This skill and comprehension has opened up a new level of critical thinking in my life. I find that I can inquire these same questions of incentive, circumstance, and viewpoint in the reading, art and conversations that I encounter daily. The insight within interpretation carries much weight and knowledge about a person’s understanding of the world. Our seminar focused this understanding around the Bible, which encompasses the religiosity, morality, and tradition of Judaism. Previous to this seminar, my interaction with the Bible was only on a shallow level. I could understand it as a historical document and a religious narrative, but I did not see the depth of the Bible and interpretations of it as a means of vision into the minds, hearts and communities of an author, or a medieval rabbi, or a modern singer.

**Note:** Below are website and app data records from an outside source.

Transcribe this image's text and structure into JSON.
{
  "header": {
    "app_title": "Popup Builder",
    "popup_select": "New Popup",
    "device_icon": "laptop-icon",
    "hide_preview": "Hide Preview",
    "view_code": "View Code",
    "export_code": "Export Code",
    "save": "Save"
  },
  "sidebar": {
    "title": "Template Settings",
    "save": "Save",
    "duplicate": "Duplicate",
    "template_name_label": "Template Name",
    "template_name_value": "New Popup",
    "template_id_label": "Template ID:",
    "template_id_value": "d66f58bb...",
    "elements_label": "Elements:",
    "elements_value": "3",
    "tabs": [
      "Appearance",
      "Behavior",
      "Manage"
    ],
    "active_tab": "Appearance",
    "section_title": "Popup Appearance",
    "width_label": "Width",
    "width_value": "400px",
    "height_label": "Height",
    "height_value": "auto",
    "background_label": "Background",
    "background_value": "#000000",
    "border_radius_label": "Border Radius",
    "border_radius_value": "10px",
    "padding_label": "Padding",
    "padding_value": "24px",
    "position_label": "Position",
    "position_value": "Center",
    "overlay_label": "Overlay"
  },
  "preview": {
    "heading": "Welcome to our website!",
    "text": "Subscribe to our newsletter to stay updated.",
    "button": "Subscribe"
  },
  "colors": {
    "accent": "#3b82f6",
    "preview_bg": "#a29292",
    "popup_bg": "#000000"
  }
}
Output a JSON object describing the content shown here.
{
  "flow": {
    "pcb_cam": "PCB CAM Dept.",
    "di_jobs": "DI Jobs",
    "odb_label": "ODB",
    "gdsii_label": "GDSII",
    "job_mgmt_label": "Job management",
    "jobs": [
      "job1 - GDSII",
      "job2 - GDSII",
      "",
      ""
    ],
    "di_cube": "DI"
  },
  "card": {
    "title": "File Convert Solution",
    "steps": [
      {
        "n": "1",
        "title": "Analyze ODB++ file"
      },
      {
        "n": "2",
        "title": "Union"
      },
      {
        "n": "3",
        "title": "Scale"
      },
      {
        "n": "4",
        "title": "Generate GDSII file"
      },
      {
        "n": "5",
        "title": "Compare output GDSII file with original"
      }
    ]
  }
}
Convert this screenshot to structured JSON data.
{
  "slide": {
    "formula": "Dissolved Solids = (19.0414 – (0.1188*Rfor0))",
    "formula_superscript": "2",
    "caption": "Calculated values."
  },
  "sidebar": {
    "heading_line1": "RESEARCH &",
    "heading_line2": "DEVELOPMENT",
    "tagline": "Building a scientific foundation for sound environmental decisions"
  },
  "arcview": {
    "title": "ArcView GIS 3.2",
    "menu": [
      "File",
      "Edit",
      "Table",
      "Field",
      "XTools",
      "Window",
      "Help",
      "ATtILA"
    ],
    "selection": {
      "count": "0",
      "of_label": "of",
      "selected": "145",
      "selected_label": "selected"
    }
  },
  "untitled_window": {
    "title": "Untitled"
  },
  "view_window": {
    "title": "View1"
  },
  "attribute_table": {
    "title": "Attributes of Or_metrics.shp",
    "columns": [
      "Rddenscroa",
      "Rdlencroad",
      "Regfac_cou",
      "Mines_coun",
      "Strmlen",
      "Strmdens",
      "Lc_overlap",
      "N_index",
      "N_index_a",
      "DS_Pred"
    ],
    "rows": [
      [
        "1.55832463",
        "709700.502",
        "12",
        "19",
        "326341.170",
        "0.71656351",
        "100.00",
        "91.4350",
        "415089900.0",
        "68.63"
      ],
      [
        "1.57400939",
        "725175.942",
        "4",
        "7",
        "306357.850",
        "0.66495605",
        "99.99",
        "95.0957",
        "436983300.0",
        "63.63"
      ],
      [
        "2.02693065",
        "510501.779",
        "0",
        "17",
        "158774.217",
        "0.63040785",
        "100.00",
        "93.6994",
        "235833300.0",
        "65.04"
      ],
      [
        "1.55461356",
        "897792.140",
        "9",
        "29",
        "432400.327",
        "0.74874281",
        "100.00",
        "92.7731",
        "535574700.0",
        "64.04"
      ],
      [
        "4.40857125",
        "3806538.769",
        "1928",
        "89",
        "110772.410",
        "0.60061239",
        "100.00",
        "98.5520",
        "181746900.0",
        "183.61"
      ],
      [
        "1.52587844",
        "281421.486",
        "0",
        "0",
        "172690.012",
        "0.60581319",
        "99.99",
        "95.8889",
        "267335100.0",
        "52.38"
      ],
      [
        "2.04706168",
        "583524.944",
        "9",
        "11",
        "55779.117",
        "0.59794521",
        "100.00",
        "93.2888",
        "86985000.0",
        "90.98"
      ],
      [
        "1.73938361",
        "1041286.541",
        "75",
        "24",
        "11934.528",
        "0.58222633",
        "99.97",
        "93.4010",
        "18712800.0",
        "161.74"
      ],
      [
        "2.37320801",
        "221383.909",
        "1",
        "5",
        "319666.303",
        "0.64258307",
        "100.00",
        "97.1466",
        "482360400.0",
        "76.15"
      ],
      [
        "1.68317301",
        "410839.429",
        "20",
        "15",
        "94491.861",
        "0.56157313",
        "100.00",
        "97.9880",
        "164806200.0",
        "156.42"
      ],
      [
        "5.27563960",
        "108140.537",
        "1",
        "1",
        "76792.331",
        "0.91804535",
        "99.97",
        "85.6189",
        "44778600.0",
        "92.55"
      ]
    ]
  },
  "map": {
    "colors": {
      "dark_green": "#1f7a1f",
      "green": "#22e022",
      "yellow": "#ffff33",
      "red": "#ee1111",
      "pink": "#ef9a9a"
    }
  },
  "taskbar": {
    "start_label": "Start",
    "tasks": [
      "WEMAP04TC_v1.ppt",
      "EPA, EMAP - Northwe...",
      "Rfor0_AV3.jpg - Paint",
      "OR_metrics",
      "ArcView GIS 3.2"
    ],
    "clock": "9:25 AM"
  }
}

I hope that my experience in this seminar will continue to color my receiving of others’ interpretations. I hope I will begin to challenge, question, and discover the motives, context and perspectives of my teachers, my books, my siddur, my iPod, and my friends. I hope I will continue to build a deeper relationship with the text that has formed my people and my religion into what it is today and learn to discover my own perspectives and beliefs about its text in a critical, rational way. I appreciate my newfound awareness of the commonality of the reception of the Bible and of the frequent changes, illusions, conceptions and biases that nuance every person’s understanding of Scripture, including my own.
By Lucille Marshall
Written for The History of Bible Reception with Rabbi Robbie Harris at the Jewish Theological Seminary of America.
Kugel, James L. The Bible as It Was. Cambridge, MA: Belknap of Harvard UP, 1997. Print.